▶ [Problem to work on] For the entries below, state how many lines contain the string "date". Add nothing else.

^^^^

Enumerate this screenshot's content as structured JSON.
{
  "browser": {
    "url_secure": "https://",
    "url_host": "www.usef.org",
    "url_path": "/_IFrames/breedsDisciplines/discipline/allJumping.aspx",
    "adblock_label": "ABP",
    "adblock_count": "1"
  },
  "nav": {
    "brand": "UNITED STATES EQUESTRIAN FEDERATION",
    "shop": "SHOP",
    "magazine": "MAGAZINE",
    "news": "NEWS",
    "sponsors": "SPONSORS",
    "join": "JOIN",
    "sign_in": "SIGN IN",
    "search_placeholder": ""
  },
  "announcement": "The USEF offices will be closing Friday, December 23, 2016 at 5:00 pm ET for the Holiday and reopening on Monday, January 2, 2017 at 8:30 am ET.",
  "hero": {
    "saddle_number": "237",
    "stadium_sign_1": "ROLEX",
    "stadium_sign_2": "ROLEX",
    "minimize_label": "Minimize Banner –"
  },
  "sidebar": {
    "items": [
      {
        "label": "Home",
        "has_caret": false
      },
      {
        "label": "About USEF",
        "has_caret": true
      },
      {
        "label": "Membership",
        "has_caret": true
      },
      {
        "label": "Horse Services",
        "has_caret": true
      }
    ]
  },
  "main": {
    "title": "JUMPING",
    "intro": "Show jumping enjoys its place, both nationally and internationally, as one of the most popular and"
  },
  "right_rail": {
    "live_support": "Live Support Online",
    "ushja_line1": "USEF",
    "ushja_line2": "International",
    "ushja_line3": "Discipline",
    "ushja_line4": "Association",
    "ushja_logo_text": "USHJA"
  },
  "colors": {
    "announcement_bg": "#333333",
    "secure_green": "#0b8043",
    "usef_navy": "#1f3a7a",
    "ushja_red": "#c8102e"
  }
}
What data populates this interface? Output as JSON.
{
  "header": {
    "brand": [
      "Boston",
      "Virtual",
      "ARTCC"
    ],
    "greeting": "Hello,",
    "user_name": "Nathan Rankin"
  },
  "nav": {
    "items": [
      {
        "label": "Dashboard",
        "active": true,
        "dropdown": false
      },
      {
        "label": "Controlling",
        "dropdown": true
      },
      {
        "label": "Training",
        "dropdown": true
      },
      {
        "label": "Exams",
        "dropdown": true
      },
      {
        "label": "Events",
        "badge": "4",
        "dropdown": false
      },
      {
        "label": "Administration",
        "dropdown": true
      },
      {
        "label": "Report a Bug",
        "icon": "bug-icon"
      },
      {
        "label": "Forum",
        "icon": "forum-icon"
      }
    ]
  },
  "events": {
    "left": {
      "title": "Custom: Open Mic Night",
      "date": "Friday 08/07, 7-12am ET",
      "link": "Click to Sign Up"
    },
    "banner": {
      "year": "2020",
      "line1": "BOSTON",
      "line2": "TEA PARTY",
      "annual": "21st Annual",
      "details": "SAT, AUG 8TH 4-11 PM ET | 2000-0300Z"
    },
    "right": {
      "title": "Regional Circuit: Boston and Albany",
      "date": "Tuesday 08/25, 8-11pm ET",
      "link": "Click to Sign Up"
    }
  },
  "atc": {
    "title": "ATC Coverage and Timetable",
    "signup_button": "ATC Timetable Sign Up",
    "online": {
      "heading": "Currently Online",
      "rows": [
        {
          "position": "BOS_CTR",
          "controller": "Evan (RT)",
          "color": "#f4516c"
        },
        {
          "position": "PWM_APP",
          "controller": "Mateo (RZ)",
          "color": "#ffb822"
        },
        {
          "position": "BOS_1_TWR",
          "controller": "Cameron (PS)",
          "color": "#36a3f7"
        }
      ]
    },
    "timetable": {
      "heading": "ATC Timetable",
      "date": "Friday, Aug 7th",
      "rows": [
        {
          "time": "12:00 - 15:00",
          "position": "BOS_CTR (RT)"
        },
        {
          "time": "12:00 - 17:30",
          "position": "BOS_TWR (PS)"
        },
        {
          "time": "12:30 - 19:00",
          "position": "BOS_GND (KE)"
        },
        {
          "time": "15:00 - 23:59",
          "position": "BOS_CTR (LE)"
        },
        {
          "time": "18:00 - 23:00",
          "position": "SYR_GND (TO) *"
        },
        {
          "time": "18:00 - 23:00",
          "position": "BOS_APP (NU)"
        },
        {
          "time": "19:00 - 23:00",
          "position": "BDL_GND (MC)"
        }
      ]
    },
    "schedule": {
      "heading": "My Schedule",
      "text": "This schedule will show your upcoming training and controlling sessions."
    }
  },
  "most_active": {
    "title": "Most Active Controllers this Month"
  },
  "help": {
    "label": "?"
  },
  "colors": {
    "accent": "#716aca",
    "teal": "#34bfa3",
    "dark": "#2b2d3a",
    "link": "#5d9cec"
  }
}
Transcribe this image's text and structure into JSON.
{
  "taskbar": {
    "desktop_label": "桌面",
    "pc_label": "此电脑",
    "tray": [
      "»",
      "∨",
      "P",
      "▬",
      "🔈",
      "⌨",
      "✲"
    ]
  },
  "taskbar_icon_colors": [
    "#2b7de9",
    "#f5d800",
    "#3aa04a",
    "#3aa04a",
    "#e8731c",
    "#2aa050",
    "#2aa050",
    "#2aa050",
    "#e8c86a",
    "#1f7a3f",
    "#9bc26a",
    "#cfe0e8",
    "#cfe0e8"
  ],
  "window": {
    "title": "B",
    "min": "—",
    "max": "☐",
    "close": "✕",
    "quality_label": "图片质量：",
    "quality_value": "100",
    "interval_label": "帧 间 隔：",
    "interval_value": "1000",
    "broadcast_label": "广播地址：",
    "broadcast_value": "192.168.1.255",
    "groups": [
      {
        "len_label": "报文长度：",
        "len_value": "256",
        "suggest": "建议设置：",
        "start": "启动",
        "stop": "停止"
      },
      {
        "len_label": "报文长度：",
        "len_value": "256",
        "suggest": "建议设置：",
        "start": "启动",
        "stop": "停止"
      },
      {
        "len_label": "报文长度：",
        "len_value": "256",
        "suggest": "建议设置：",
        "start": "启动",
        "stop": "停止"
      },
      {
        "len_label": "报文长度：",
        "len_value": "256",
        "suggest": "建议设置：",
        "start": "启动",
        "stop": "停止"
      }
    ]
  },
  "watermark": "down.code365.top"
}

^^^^

▶ [Task response] 3